Debo Adegbile, right, testifies during his confirmation hearing before the Senate Judiciary Committee on Jan. 8. (Alex Wong/Getty Images)

It has been more than 32 years since police officer Daniel Faulkner pulled over a blue Volkswagen driving through Philadelphia’s Red Light District just after 3:50 a.m.

But the fallout from that famous traffic stop — which left Faulkner shot dead on the pavement and journalist and former Black Panther Mumia Abu-Jamal sentenced to death for murder — will be a key element of a debate on the Senate floor Wednesday, when President Obama’ s choice to be the nation’s top civil rights lawyer comes up for a confirmation vote.

In the decades since the 1981 murder, Abu-Jamal, now 59, has successfully petitioned to have his death sentence thrown out and has transformed himself into an internationally recognized political lightning rod — hailed by many as a political prisoner and a victim of a criminal justice system that discriminates by race.

Others regard Abu-Jamal as a celebrity cop killer whose fame spits in the face of the nation’s police officers.

Once considered the world’s best-known death row inmate, Abu-Jamal has written books from his prison cell, had his cause championed by prominent civil rights advocates including Cornel West and Desmond Tutu, and had a street in Paris named in his honor.

And now his case is threatening Debo P. Adegbile’s nomination to head the Justice Department’s Civil Rights Division.

Adegbile, a voting rights expert and former director of the NAACP’s Legal Defense Fund, was involved in a handful of the dozens of appeals and court briefs filed on behalf of Abu-Jamal. The nomination has been opposed by national law enforcement groups.

Under new Senate rules approved in November, Adegbile will need to secure a simple majority of senators — 51 votes — to clear a procedural hurdle before he is confirmed. But he is at risk of falling short of the votes needed because he cannot count on Democrats, especially those locked in vulnerable reelection bids, to support their president’s choice.

The NAACP’s Legal Defense Fund began providing counsel to Abu-Jamal well after his conviction — filing appeals and briefs dealing with whether he received a fair trial. That work began before Adegbile, 47, joined the staff in 2001. He did, however, contribute to the filing of a 2009 court brief that argued that Abu-Jamal’s jury was improperly instructed. A judge later found that the appeal had merit.

Although Adegbile’s involvement was limited — and came well after Abu-Jamal’s death sentence was overturned — his nomination has faced opposition mounted by Faulkner’s widow, the Fraternal Order of Police and Sen. Patrick J. Toomey (R-Pa.).

But a real sign of trouble for the nomination in the Democratic-controlled Senate came last week, when Senator Robert P. Casey Jr. (D-Pa.) said he would not vote for confirmation.

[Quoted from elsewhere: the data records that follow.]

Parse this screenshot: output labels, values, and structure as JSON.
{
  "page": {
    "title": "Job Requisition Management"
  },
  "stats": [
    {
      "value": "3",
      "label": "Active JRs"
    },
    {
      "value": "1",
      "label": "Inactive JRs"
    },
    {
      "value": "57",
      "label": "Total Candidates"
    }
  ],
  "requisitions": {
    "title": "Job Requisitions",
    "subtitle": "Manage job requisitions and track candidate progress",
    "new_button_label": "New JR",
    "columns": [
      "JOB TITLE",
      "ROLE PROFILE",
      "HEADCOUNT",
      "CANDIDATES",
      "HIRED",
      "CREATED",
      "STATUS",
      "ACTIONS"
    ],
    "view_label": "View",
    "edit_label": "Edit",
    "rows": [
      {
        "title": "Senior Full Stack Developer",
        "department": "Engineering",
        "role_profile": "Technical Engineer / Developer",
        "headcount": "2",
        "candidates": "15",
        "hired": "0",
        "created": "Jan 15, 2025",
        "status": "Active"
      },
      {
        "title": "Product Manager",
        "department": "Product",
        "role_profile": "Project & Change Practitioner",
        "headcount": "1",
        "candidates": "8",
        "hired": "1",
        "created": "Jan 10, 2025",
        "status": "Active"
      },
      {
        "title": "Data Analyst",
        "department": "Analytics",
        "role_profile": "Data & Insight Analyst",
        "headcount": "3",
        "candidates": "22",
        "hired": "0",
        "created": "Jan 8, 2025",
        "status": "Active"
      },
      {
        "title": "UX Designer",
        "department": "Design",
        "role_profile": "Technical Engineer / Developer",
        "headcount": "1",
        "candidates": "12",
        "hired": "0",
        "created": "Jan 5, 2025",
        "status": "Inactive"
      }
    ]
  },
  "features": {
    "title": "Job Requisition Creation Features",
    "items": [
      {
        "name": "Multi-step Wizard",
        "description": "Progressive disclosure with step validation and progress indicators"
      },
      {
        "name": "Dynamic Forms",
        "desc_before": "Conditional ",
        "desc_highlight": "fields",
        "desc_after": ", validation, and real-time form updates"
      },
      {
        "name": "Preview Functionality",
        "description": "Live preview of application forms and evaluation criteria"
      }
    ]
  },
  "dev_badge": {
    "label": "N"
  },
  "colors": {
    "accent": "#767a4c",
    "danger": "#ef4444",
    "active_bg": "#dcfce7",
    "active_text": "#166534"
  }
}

“The vicious murder of Officer Faulkner in the line of duty and the events that followed in the 30 years since his death have left open wounds for Maureen Faulkner and her family as well as the City of Philadelphia,” Casey said in a statement. “After carefully considering this nomination and having met with both Mr. Adegbile as well as the Fraternal Order of Police, I will not vote to confirm the nominee.”

Several prominent Republicans are expected to speak in opposition to the nomination before the vote, and that could put Democrats in moderate and conservative states who face tough reelection bids this year in a tough spot.

Democratic senators considered to be facing a difficult vote include: Mark Begich (Alaska), Kay Hagan (N.C.), Mary Landrieu (La.), Mark Pryor (Ark.), Jeanne Shaheen (N.H.) and Mark R. Warner (Va.). None of them responded to requests Tuesday for comment on how they would vote on Adegbile’s confirmation.

But several prominent Republicans eagerly filled the silence, taking to the lectern at the front of the Senate chambers to deliver a series of addresses on Tuesday afternoon opposing Adegbile.

Sen. Rob Portman (Ohio) noted that Adegbile is the first federal appointee whom the Fraternal Order of Police has vocally opposed in 17 years and called Faulkner’s killing “an act of unmatched brutality.” Sen. Jeff Flake (Ariz.) said Adegbile’s participation in the 2009 Abu-Jamal court filings raise “serious questions” about his ability to fairly apply civil rights laws. And Sen. Ted Cruz (Tex.), a tea party darling, described the NAACP’s work on behalf of Abu-Jamal as “extreme and radical advocacy, not legal representation.”

In the longest of the floor addresses — which included the reading of a letter from Faulkner’s widow — Toomey pleaded with Democratic senators to reject the nomination as a measure of respect for the officer.

“I agree that the justice system has failed,” Toomey said as he stood next to a black-and-white photo of the Faulkners. “But it has failed officer Danny Faulkner and his family.”

Further complicating the decision for vulnerable Senate Democrats is the support Adegbile’s nomination has received from the Congressional Black Congress and other civil rights organizations.